Baby Boomer Women Drink
Alcohol for their Good Health
A study by the University’s Priority Research Centre for Gender, Health and Ageing, in collaboration with the Hunter Medical Research Institute’s (HMRI) Public Health Program, indicates that moderate consumption of alcohol in Baby Boomer women, in line with Australian alcohol guidelines*, is associated with better survival and quality of life.
Researchers conducted a national survey of 12,432 Baby Boomer women using data from the Australian Longitudinal Study on Women’s Health.
The women, who were aged 50 to 65 years when the study began, provided information on alcohol consumption and their health over six years by completing questionnaires.

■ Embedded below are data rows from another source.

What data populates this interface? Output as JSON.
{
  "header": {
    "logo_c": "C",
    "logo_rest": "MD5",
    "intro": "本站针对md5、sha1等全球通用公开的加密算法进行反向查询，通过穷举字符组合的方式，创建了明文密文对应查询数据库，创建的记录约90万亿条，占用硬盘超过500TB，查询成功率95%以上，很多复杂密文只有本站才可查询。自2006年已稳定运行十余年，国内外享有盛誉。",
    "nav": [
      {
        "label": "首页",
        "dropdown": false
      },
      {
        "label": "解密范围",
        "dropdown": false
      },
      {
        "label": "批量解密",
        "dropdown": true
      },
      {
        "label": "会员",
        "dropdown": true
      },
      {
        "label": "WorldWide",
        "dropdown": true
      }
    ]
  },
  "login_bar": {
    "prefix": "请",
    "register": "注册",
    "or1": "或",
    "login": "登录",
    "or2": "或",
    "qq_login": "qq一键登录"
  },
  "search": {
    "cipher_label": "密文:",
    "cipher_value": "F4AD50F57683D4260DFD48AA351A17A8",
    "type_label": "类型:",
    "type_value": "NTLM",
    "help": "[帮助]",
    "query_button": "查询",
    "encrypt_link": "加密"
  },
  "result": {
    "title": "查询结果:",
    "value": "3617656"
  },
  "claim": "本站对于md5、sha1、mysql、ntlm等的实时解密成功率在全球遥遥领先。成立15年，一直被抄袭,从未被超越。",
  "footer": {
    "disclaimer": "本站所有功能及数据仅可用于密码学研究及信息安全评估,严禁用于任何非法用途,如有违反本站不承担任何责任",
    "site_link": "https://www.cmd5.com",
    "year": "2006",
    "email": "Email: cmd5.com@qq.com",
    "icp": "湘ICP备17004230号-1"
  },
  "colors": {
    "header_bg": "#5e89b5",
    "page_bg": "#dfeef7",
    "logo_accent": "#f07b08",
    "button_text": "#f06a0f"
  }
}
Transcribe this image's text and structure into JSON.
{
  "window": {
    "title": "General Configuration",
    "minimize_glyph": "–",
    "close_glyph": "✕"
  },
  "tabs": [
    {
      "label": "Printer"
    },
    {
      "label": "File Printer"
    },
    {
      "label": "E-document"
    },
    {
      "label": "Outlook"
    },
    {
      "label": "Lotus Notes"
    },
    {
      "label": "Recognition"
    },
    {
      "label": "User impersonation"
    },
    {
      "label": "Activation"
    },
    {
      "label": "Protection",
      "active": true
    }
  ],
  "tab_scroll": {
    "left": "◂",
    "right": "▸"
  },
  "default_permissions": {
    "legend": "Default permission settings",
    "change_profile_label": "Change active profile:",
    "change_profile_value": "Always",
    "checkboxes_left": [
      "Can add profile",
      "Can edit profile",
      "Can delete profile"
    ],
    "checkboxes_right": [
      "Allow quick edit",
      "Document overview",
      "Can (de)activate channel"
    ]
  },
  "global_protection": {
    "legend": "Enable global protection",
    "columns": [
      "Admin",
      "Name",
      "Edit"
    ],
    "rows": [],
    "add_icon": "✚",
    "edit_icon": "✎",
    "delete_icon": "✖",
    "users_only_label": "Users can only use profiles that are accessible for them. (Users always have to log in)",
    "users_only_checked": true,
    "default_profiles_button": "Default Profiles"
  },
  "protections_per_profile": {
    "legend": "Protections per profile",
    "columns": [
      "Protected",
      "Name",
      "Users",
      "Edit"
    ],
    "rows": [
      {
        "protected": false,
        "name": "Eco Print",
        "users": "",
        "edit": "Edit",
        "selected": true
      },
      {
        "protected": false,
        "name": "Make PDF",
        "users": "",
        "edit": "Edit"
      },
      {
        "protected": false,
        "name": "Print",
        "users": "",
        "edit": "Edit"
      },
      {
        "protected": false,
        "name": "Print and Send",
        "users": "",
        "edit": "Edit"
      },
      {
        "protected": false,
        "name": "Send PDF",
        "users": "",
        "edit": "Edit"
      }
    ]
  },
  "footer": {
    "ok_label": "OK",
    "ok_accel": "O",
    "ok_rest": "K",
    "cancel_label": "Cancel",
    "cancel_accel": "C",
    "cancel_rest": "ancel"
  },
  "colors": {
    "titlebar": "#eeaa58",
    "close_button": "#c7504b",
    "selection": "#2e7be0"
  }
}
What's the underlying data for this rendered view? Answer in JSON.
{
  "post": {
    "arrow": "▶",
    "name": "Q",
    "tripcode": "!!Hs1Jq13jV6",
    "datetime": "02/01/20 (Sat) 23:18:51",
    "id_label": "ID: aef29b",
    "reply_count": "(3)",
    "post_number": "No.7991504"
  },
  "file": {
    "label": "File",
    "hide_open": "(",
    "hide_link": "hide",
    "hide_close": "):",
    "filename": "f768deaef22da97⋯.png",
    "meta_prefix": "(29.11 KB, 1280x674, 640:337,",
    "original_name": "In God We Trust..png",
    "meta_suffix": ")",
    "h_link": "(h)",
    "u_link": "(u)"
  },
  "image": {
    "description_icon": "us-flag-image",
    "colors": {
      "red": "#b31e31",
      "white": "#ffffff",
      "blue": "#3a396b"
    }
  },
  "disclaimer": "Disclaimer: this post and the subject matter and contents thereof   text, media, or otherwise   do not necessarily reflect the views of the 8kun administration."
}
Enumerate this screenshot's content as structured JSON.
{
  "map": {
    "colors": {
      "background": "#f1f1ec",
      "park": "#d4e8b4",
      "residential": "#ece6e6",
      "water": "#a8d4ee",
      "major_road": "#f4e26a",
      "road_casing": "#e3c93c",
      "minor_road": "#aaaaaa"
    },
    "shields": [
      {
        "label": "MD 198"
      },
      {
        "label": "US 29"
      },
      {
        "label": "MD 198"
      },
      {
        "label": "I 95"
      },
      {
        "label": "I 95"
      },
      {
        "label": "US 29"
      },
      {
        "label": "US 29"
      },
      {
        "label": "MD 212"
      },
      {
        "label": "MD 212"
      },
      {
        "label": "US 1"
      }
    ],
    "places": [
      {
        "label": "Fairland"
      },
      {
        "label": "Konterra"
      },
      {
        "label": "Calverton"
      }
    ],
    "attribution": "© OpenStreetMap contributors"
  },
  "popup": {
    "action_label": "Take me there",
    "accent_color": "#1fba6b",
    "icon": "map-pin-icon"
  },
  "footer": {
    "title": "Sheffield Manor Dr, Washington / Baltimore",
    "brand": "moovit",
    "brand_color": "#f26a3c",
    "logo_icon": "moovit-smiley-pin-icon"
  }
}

Results of the study, published in the Journal of the American Geriatrics Society in 2006, indicate that survival rates were lower in Baby Boomer women who did not consume alcohol. “The study was undertaken to determine whether women who drank alcohol according to Australian recommendations could continue doing so from age 60 years and beyond.
The data indicates that these guidelines can safely apply to these women at older ages. Indeed non drinkers and women who rarely drink had a significantly higher risk of dying than women who consumed a low intake of alcohol,” Centre Director, Professor Julie Byles, said.
“The health benefits that moderate alcohol consumption can provide are likely to be multiple. Alcohol use can be associated with psychological and social wellbeing which can be considered important health benefits in their own right.
The social and pleasurable benefits of drinking, as well as the improved appetite and nutrition that may accompany modest alcohol intake, could also play a role.
“However, our study was not designed to provide evidence to suggest that non-drinkers should take up alcohol consumption in older age.”
The study was funded by an HMRI Project Grant, supported by corporate and community donations to HMRI. HMRI is a partnership between the University of Newcastle, Hunter New England Health and the community.
* The National Health and Medical Research Council guidelines recommend that women drink no more than two standard drinks a day on average, no more than four standard drinks on any one day and have one or two alcohol-free days a week.